---------- INFORMATION ----------

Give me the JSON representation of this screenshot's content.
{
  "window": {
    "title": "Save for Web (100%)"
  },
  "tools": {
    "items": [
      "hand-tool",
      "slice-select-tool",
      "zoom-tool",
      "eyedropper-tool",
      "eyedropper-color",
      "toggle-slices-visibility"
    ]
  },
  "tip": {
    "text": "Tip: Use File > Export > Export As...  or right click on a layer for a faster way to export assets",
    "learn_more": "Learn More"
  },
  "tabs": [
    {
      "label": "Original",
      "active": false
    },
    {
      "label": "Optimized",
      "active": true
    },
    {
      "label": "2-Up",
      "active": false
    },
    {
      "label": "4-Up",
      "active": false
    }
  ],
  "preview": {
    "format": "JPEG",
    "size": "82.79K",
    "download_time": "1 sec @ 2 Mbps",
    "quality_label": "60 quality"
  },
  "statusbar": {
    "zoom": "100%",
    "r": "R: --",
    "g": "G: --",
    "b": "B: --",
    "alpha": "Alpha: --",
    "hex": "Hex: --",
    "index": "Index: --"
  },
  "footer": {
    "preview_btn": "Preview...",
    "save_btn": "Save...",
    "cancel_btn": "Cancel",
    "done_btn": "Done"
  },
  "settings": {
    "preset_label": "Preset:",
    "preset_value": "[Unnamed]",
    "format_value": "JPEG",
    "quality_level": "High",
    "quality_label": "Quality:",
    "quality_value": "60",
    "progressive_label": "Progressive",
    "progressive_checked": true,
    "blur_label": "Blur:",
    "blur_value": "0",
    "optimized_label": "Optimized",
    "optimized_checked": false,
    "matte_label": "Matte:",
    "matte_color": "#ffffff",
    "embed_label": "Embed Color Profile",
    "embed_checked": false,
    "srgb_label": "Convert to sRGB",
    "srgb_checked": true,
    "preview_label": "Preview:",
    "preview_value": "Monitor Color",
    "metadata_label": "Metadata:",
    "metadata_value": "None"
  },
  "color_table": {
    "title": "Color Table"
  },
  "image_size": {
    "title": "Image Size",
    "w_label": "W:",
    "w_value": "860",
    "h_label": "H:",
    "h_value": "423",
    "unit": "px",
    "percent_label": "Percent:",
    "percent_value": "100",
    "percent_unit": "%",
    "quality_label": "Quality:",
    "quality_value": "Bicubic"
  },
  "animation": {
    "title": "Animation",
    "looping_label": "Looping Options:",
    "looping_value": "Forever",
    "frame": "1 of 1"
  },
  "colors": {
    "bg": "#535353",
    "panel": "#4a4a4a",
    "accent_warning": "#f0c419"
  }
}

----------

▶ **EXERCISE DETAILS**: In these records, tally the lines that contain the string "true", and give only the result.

▶ **TASK SOLUTION**: 3